Given data:
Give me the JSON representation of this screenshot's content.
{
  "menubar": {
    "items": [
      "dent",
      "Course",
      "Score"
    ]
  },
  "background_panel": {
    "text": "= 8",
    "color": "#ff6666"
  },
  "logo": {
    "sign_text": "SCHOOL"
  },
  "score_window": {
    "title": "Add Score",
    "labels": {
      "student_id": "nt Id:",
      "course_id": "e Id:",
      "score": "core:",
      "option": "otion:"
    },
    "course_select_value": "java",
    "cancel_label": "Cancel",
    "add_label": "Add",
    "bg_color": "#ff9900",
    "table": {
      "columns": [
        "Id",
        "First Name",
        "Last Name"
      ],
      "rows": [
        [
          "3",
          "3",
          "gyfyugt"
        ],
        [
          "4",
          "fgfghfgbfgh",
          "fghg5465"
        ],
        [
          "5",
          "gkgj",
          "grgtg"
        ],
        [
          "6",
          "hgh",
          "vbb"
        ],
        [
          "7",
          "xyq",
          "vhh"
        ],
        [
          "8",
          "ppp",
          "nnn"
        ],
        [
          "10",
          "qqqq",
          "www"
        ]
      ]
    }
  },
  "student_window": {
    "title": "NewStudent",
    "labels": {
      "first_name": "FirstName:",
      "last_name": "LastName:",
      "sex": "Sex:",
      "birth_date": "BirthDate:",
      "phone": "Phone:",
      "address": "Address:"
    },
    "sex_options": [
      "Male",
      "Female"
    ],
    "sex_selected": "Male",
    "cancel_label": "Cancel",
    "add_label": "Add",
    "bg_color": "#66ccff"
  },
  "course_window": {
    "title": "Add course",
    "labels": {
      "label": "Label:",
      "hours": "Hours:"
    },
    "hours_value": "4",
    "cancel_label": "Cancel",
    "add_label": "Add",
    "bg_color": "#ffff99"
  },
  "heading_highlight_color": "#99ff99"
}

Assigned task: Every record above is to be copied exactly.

Output below:
Give me the JSON representation of this screenshot's content.
{
  "menubar": {
    "items": [
      "dent",
      "Course",
      "Score"
    ]
  },
  "background_panel": {
    "text": "= 8",
    "color": "#ff6666"
  },
  "logo": {
    "sign_text": "SCHOOL"
  },
  "score_window": {
    "title": "Add Score",
    "labels": {
      "student_id": "nt Id:",
      "course_id": "e Id:",
      "score": "core:",
      "option": "otion:"
    },
    "course_select_value": "java",
    "cancel_label": "Cancel",
    "add_label": "Add",
    "bg_color": "#ff9900",
    "table": {
      "columns": [
        "Id",
        "First Name",
        "Last Name"
      ],
      "rows": [
        [
          "3",
          "3",
          "gyfyugt"
        ],
        [
          "4",
          "fgfghfgbfgh",
          "fghg5465"
        ],
        [
          "5",
          "gkgj",
          "grgtg"
        ],
        [
          "6",
          "hgh",
          "vbb"
        ],
        [
          "7",
          "xyq",
          "vhh"
        ],
        [
          "8",
          "ppp",
          "nnn"
        ],
        [
          "10",
          "qqqq",
          "www"
        ]
      ]
    }
  },
  "student_window": {
    "title": "NewStudent",
    "labels": {
      "first_name": "FirstName:",
      "last_name": "LastName:",
      "sex": "Sex:",
      "birth_date": "BirthDate:",
      "phone": "Phone:",
      "address": "Address:"
    },
    "sex_options": [
      "Male",
      "Female"
    ],
    "sex_selected": "Male",
    "cancel_label": "Cancel",
    "add_label": "Add",
    "bg_color": "#66ccff"
  },
  "course_window": {
    "title": "Add course",
    "labels": {
      "label": "Label:",
      "hours": "Hours:"
    },
    "hours_value": "4",
    "cancel_label": "Cancel",
    "add_label": "Add",
    "bg_color": "#ffff99"
  },
  "heading_highlight_color": "#99ff99"
}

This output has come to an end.